I enrolled at Sac State and rented a bedroom in a (what would end up being a CRAZY) 5 bedroom house that would ultimately be occupied by 4 other female students. I didn’t know a soul in town and I wasn’t quite ready to live alone. This seemed like a somewhat less scary option and I packed up my car and started my new life on August 13 of 2002. It was over 100 degrees that day, and if you have ever packed and unpacked your life on a day that hot, I tip my hat to you. It was a rude awakening and I will not lie, there were many times that day I thought that The Universe must be telling me that I had made the absolute wrong decision. I was coming from an apartment 11 blocks from the beach. From a job where I was successful. From a town where I had made friends close enough to call family. And now I was here. In the fiery furnace of hell, living out of boxes and not knowing a soul.
Shortly after I unpacked — sweaty, alone in the house, and super disheveled — Sarah walked in. I’m sure she thought I was a hot mess. She and her brother were carrying her mattress up the stairs and somehow or another it got away from them, went sliding down the stairs, and crashed through the glass partition in our front door. It was just the perfect icing on such a craptactular moving day that the only thing anyone could do was laugh hysterically.

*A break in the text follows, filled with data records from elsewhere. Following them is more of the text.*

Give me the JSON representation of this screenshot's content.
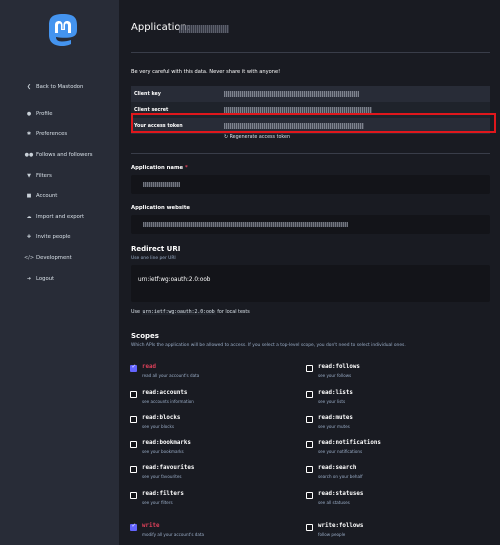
{
  "colors": {
    "sidebar_bg": "#282c37",
    "main_bg": "#191b22",
    "accent": "#6364ff",
    "danger": "#df405a",
    "highlight_box": "#e0171c"
  },
  "sidebar": {
    "logo": "mastodon-logo",
    "items": [
      {
        "label": "Back to Mastodon",
        "icon": "chevron-left-icon"
      },
      {
        "label": "Profile",
        "icon": "user-icon"
      },
      {
        "label": "Preferences",
        "icon": "gear-icon"
      },
      {
        "label": "Follows and followers",
        "icon": "users-icon"
      },
      {
        "label": "Filters",
        "icon": "filter-icon"
      },
      {
        "label": "Account",
        "icon": "lock-icon"
      },
      {
        "label": "Import and export",
        "icon": "cloud-icon"
      },
      {
        "label": "Invite people",
        "icon": "user-plus-icon"
      },
      {
        "label": "Development",
        "icon": "code-icon"
      },
      {
        "label": "Logout",
        "icon": "sign-out-icon"
      }
    ]
  },
  "page": {
    "title": "Application:",
    "warning": "Be very careful with this data. Never share it with anyone!",
    "credentials": [
      {
        "key": "Client key"
      },
      {
        "key": "Client secret"
      },
      {
        "key": "Your access token"
      }
    ],
    "regenerate_label": "Regenerate access token"
  },
  "form": {
    "app_name_label": "Application name",
    "required_mark": "*",
    "website_label": "Application website",
    "redirect_title": "Redirect URI",
    "redirect_hint": "Use one line per URI",
    "redirect_value": "urn:ietf:wg:oauth:2.0:oob",
    "use_prefix": "Use",
    "use_code": "urn:ietf:wg:oauth:2.0:oob",
    "use_suffix": "for local tests",
    "scopes_title": "Scopes",
    "scopes_hint": "Which APIs the application will be allowed to access. If you select a top-level scope, you don't need to select individual ones."
  },
  "scopes": [
    {
      "name": "read",
      "desc": "read all your account's data",
      "checked": true,
      "accent": true
    },
    {
      "name": "read:follows",
      "desc": "see your follows",
      "checked": false
    },
    {
      "name": "read:accounts",
      "desc": "see accounts information",
      "checked": false
    },
    {
      "name": "read:lists",
      "desc": "see your lists",
      "checked": false
    },
    {
      "name": "read:blocks",
      "desc": "see your blocks",
      "checked": false
    },
    {
      "name": "read:mutes",
      "desc": "see your mutes",
      "checked": false
    },
    {
      "name": "read:bookmarks",
      "desc": "see your bookmarks",
      "checked": false
    },
    {
      "name": "read:notifications",
      "desc": "see your notifications",
      "checked": false
    },
    {
      "name": "read:favourites",
      "desc": "see your favourites",
      "checked": false
    },
    {
      "name": "read:search",
      "desc": "search on your behalf",
      "checked": false
    },
    {
      "name": "read:filters",
      "desc": "see your filters",
      "checked": false
    },
    {
      "name": "read:statuses",
      "desc": "see all statuses",
      "checked": false
    },
    {
      "name": "write",
      "desc": "modify all your account's data",
      "checked": true,
      "accent": true
    },
    {
      "name": "write:follows",
      "desc": "follow people",
      "checked": false
    }
  ]
}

After that day, Sarah and I spent the next 6 years as roommates. We both finished college, had many fun days and long crazy nights, and after graduating we even both moved on to our Real World Jobs with the same company (that 8 years later we both still work for!) I used to always joke that no one lives with a person that long unless they are married, and most people seem to agree, but something about our friendship has just defied the odds, you know?
A few years ago, Sarah moved back home. What is coincidental is that Sarah’s “home” is the Central Coast, so she has an intimate knowledge of this gem of our state that I had to leave all of those years ago to come back to my home. We didn’t know each other then, of course, but the geographic overlap of our coming of age created a common bond. Garrett + I love to visit her whenever we have the chance, not only because it is a beautiful place and always sort of nostalgic, but because there are only handful of people in life for which you can go months and months without communicating, but then pick right back up where we left off — and Sarah is one of those people for both of us. Years of shared history does that in the best way.

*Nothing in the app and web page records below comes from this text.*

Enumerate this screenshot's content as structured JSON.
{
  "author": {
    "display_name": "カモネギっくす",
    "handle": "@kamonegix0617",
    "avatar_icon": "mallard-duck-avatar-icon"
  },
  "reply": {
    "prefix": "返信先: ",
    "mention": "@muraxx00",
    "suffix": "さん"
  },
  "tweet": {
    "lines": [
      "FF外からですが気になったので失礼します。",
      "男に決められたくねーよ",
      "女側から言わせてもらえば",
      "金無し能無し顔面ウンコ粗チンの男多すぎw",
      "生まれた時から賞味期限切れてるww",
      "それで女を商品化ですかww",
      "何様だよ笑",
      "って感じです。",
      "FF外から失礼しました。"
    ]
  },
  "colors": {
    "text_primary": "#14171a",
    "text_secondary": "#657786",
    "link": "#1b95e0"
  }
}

All of this is on my mind because this weekend we are heading down to San Luis Obispo to celebrate Sarah and her awesome fiance’s wedding. On Saturday night they will be married, and I was thinking about it all last night the only way to describe how I am feeling about the whole situation is joyous. I am not a super mushy wedding person, but something about the way this wedding has weaved together so many threads of my life just feels a little special. I can’t wait to be in this town, with my love, watching these two have this particular moment. It feels like a little wink from The Universe. But more importantly, it feels like another wonderful reminder that everything is unfolding just as it should.